---------- Input data ----------

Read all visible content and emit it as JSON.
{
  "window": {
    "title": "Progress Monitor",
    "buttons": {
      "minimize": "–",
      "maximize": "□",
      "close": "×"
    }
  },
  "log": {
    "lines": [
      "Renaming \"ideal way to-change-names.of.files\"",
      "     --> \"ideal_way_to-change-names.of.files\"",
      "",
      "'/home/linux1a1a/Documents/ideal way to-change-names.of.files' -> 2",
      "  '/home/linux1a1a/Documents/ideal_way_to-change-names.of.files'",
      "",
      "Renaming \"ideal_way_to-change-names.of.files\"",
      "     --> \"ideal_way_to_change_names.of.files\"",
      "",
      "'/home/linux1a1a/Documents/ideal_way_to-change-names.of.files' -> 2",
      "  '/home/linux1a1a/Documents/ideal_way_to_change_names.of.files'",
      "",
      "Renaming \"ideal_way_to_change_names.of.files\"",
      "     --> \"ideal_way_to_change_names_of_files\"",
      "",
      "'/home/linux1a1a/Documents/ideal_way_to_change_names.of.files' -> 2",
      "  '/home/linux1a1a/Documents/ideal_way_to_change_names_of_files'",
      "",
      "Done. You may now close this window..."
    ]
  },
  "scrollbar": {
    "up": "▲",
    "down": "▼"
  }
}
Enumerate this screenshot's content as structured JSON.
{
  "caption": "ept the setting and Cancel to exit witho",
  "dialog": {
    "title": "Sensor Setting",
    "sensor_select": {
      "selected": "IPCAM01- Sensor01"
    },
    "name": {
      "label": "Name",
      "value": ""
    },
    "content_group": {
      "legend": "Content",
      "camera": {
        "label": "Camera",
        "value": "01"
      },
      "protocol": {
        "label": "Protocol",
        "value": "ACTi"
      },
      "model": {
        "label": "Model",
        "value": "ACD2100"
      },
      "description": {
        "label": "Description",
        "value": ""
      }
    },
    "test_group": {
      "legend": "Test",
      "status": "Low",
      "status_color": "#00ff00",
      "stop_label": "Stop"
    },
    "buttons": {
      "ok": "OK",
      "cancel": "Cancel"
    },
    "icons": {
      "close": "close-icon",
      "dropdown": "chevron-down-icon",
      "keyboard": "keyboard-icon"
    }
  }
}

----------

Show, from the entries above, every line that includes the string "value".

**Result:**
      "value": ""
        "value": "01"
        "value": "ACTi"
        "value": "ACD2100"
        "value": ""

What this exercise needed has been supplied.